BIRMINGHAM, Ala. (AP) — Starbucks has until later this week to file any objections with the National Labor Relations Board after workers at a shop in Birmingham became the first of the company's locations in Alabama to vote to organize.
Baristas and other employees at a downtown store voted 27-1 to organize in a tally announced Thursday, news outlets reported. Documents show they would be represented by Workers United if the vote stands.
Company officials didn't immediately respond to an email seeking comment on whether Starbucks would challenge the vote — the latest in a series of wins for labor at Starbucks stores across the nation.
The employees had the backing of Birmingham Mayor Randall Woodfin, who publicly expressed his solidarity with the workers. Employees who supported the union complained about a lack of respect from management.
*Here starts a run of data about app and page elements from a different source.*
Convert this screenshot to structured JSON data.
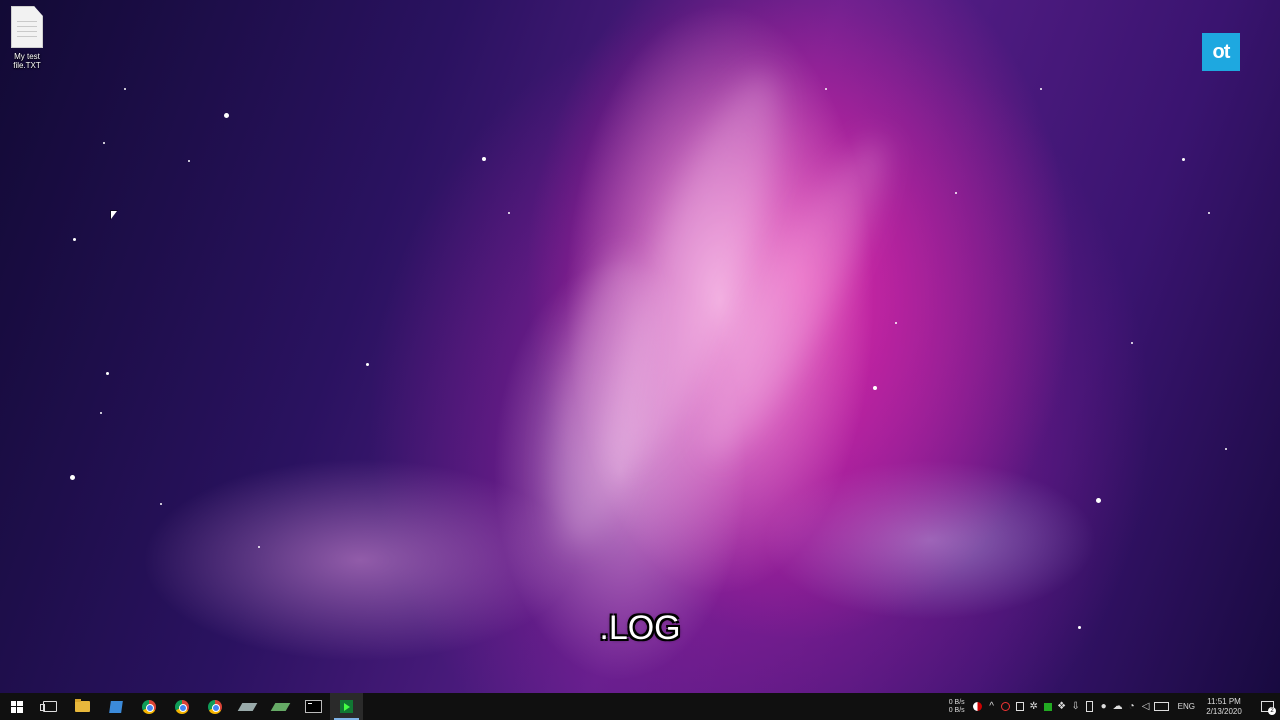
{
  "desktop": {
    "icons": [
      {
        "label_line1": "My test",
        "label_line2": "file.TXT",
        "icon": "text-file-icon"
      }
    ],
    "brand_logo": "ot",
    "caption": ".LOG"
  },
  "taskbar": {
    "apps": [
      {
        "name": "start",
        "icon": "windows-start-icon"
      },
      {
        "name": "task-view",
        "icon": "task-view-icon"
      },
      {
        "name": "file-explorer",
        "icon": "folder-icon"
      },
      {
        "name": "store",
        "icon": "store-icon"
      },
      {
        "name": "chrome-1",
        "icon": "chrome-icon"
      },
      {
        "name": "chrome-2",
        "icon": "chrome-icon"
      },
      {
        "name": "chrome-3",
        "icon": "chrome-icon"
      },
      {
        "name": "app-stack-1",
        "icon": "stack-icon"
      },
      {
        "name": "app-stack-2",
        "icon": "stack-icon"
      },
      {
        "name": "terminal",
        "icon": "terminal-icon"
      },
      {
        "name": "active-app",
        "icon": "arrow-app-icon"
      }
    ],
    "tray": {
      "net_up": "0 B/s",
      "net_down": "0 B/s",
      "language": "ENG",
      "time": "11:51 PM",
      "date": "2/13/2020",
      "notification_count": "2"
    }
  },
  "colors": {
    "brand": "#1ea8e0",
    "taskbar": "#101010",
    "active_indicator": "#7fb3e8"
  }
}
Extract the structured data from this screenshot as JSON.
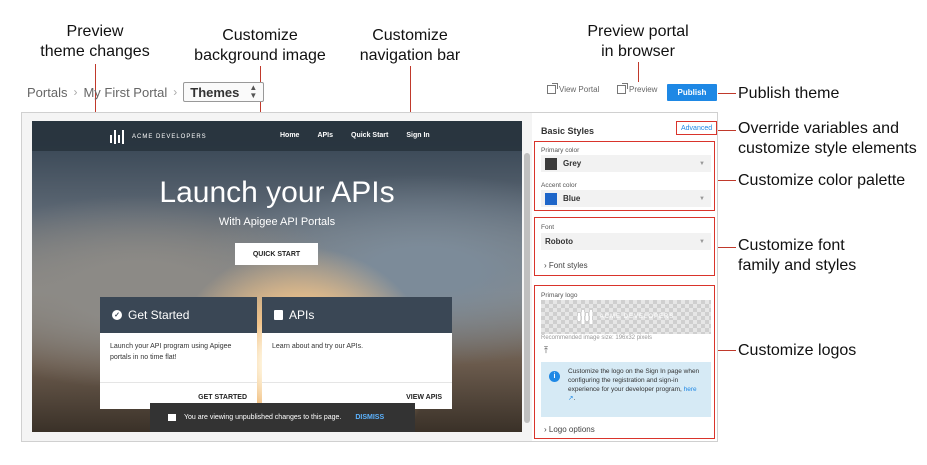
{
  "annotations": {
    "preview_theme": [
      "Preview",
      "theme changes"
    ],
    "bg_image": [
      "Customize",
      "background image"
    ],
    "nav_bar": [
      "Customize",
      "navigation bar"
    ],
    "preview_portal": [
      "Preview portal",
      "in browser"
    ],
    "publish_theme": "Publish theme",
    "override": [
      "Override variables and",
      "customize style elements"
    ],
    "color_palette": "Customize color palette",
    "font": [
      "Customize font",
      "family and styles"
    ],
    "logos": "Customize logos",
    "line_color": "#c0392b"
  },
  "breadcrumb": {
    "portals": "Portals",
    "sep": "›",
    "portal_name": "My First Portal",
    "themes": "Themes"
  },
  "toolbar": {
    "view_portal": "View Portal",
    "preview": "Preview",
    "publish": "Publish",
    "accent": "#1e88e5"
  },
  "portal_preview": {
    "logo_text": "ACME DEVELOPERS",
    "nav": [
      "Home",
      "APIs",
      "Quick Start",
      "Sign In"
    ],
    "hero_title": "Launch your APIs",
    "hero_subtitle": "With Apigee API Portals",
    "hero_button": "QUICK START",
    "cards": [
      {
        "title": "Get Started",
        "body": "Launch your API program using Apigee portals in no time flat!",
        "action": "GET STARTED"
      },
      {
        "title": "APIs",
        "body": "Learn about and try our APIs.",
        "action": "VIEW APIS"
      }
    ],
    "toast": "You are viewing unpublished changes to this page.",
    "toast_action": "DISMISS"
  },
  "styles_panel": {
    "title": "Basic Styles",
    "advanced": "Advanced",
    "primary_color_label": "Primary color",
    "primary_color_value": "Grey",
    "primary_color_hex": "#3b3b3b",
    "accent_color_label": "Accent color",
    "accent_color_value": "Blue",
    "accent_color_hex": "#1e66c9",
    "font_label": "Font",
    "font_value": "Roboto",
    "font_styles": "Font styles",
    "logo_label": "Primary logo",
    "logo_hint": "Recommended image size: 196x32 pixels",
    "info_text": "Customize the logo on the Sign In page when configuring the registration and sign-in experience for your developer program,",
    "info_link": "here",
    "logo_options": "Logo options"
  }
}
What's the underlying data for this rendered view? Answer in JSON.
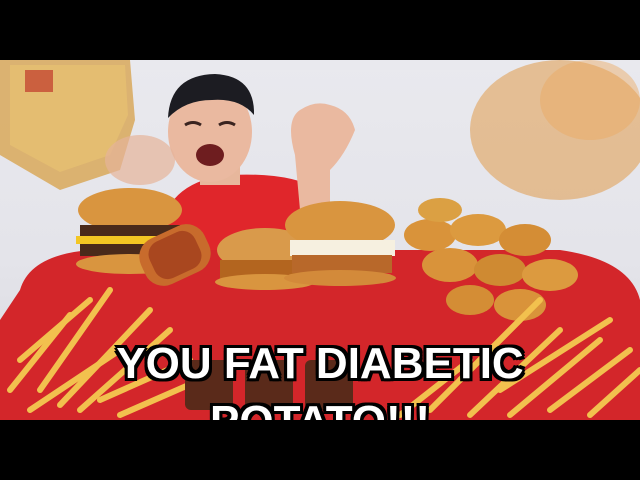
{
  "caption": {
    "line1": "YOU FAT DIABETIC",
    "line2": "POTATO!!!"
  },
  "colors": {
    "shirt": "#e0262b",
    "tray": "#d3262a",
    "fries": "#f2c14e",
    "nuggets": "#d9933a",
    "bun": "#d9953f",
    "caption_text": "#ffffff",
    "caption_outline": "#000000"
  }
}
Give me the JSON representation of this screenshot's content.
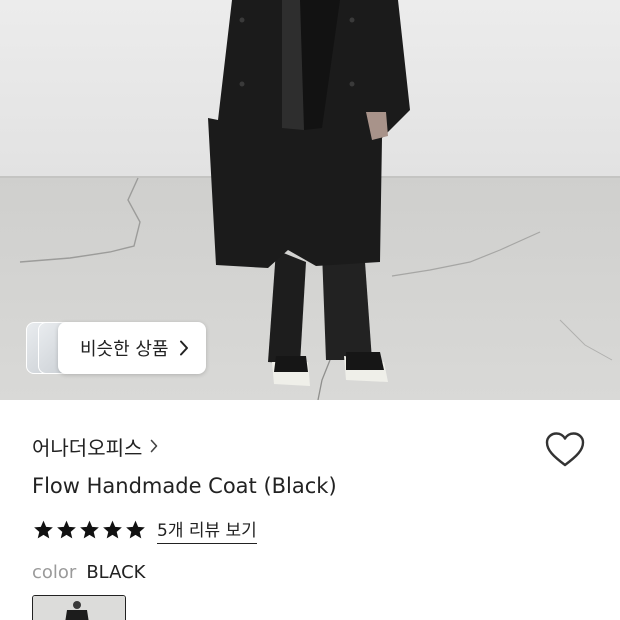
{
  "product": {
    "similar_button_label": "비슷한 상품",
    "brand_name": "어나더오피스",
    "title": "Flow Handmade Coat (Black)",
    "rating": 5,
    "review_link_label": "5개 리뷰 보기",
    "color_label": "color",
    "color_value": "BLACK"
  },
  "icons": {
    "similar_chevron": "chevron-right-icon",
    "brand_chevron": "chevron-right-icon",
    "wishlist": "heart-outline-icon",
    "rating_star": "star-filled-icon"
  },
  "colors": {
    "text": "#222222",
    "muted": "#9a9a9a",
    "star": "#111111"
  }
}
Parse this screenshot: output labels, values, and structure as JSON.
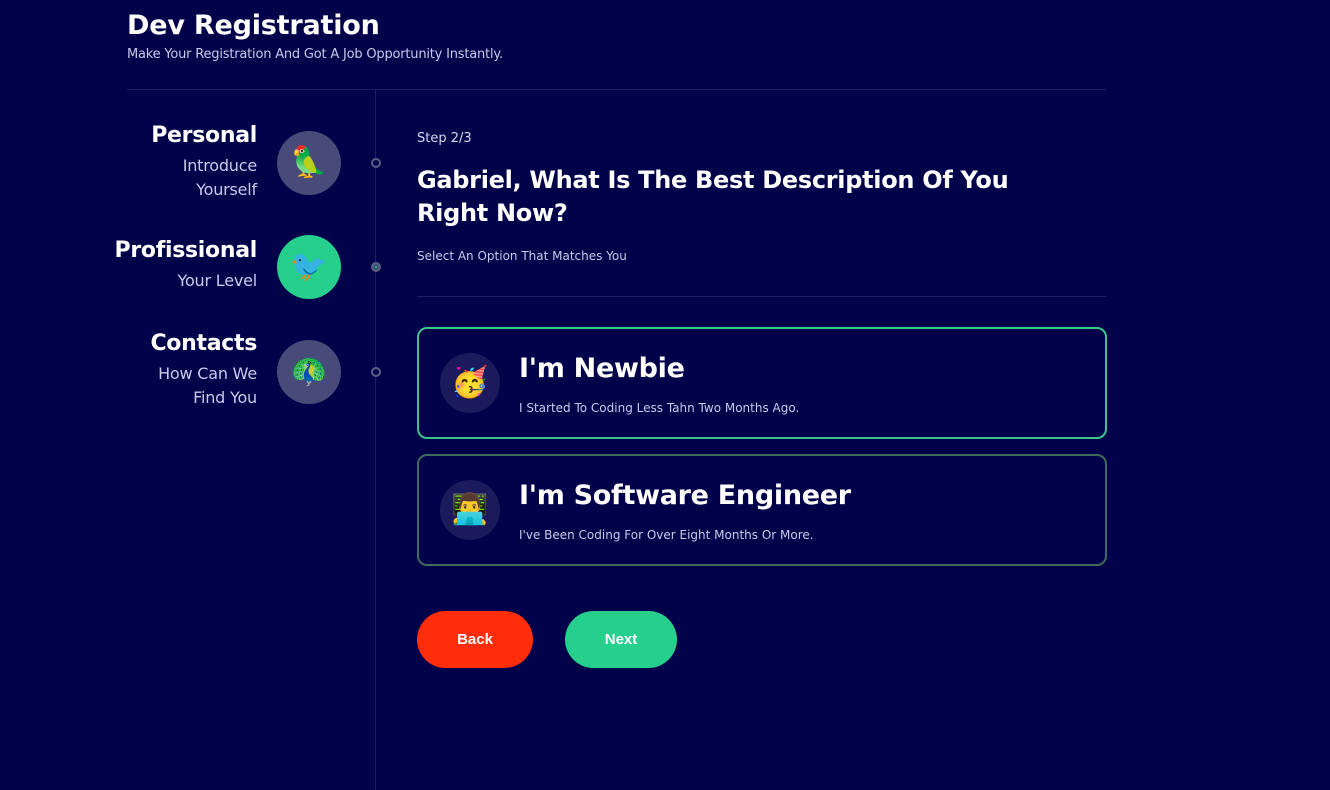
{
  "header": {
    "title": "Dev Registration",
    "subtitle": "Make Your Registration And Got A Job Opportunity Instantly."
  },
  "steps": [
    {
      "title": "Personal",
      "subtitle_line1": "Introduce",
      "subtitle_line2": "Yourself",
      "icon": "parrot-icon",
      "glyph": "🦜",
      "active": false
    },
    {
      "title": "Profissional",
      "subtitle_line1": "Your Level",
      "subtitle_line2": "",
      "icon": "bird-icon",
      "glyph": "🐦",
      "active": true
    },
    {
      "title": "Contacts",
      "subtitle_line1": "How Can We",
      "subtitle_line2": "Find You",
      "icon": "peacock-icon",
      "glyph": "🦚",
      "active": false
    }
  ],
  "main": {
    "step_label": "Step 2/3",
    "question": "Gabriel, What Is The Best Description Of You Right Now?",
    "hint": "Select An Option That Matches You"
  },
  "options": [
    {
      "title": "I'm Newbie",
      "description": "I Started To Coding Less Tahn Two Months Ago.",
      "icon": "party-face-icon",
      "glyph": "🥳",
      "selected": true
    },
    {
      "title": "I'm Software Engineer",
      "description": "I've Been Coding For Over Eight Months Or More.",
      "icon": "technologist-icon",
      "glyph": "👨‍💻",
      "selected": false
    }
  ],
  "buttons": {
    "back_label": "Back",
    "next_label": "Next"
  },
  "colors": {
    "background": "#02024a",
    "accent_green": "#27cf8c",
    "back_red": "#ff2d0a",
    "inactive_avatar": "#484a7a"
  }
}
Alex Buford, a Starbucks employee for three years who transferred to the store six months ago, also cited racial discrimination as a problem.
“There’s a lot of racial issues that we’ve been dealing with, managers purposely cutting our hours, attacking us for no reason,” she told al.com. “A lot of us have complained and the managers, they’re just not hearing us out, or they’re not really listening to us, or they say they’re listening but they’re not really listening.”
A Starbucks in Buffalo, New York, became the first in the United States to unionize late last year. Based in Seattle, the company has more than 34,000 stores worldwide.